Directions for this task: Where does the string "count" appear in the records? Copy every line that contains it.

(Information begins)

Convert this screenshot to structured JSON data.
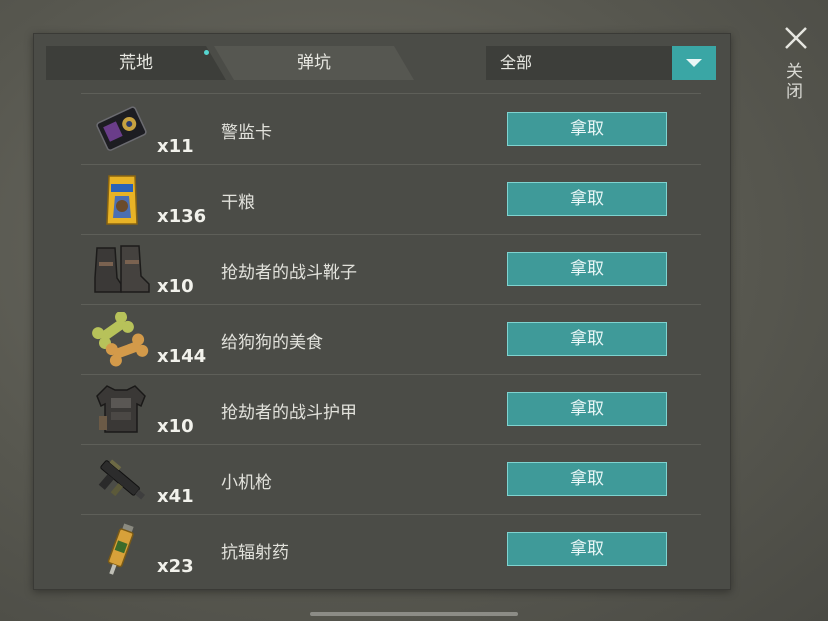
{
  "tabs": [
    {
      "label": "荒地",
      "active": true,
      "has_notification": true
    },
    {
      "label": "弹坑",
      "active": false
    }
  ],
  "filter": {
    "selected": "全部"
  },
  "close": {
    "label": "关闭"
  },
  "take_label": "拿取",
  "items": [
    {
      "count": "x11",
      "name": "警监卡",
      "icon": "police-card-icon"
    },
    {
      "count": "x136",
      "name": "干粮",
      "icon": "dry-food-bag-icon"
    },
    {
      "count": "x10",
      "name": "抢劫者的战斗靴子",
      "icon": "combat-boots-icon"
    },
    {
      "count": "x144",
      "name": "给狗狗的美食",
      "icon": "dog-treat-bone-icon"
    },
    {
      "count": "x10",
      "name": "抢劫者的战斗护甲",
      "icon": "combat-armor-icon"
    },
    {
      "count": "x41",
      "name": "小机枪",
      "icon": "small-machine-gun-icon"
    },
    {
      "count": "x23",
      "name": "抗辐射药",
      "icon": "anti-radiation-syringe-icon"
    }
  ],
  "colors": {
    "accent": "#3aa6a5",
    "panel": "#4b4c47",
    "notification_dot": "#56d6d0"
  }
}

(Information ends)

The completed task:
      "count": "x11",
      "count": "x136",
      "count": "x10",
      "count": "x144",
      "count": "x10",
      "count": "x41",
      "count": "x23",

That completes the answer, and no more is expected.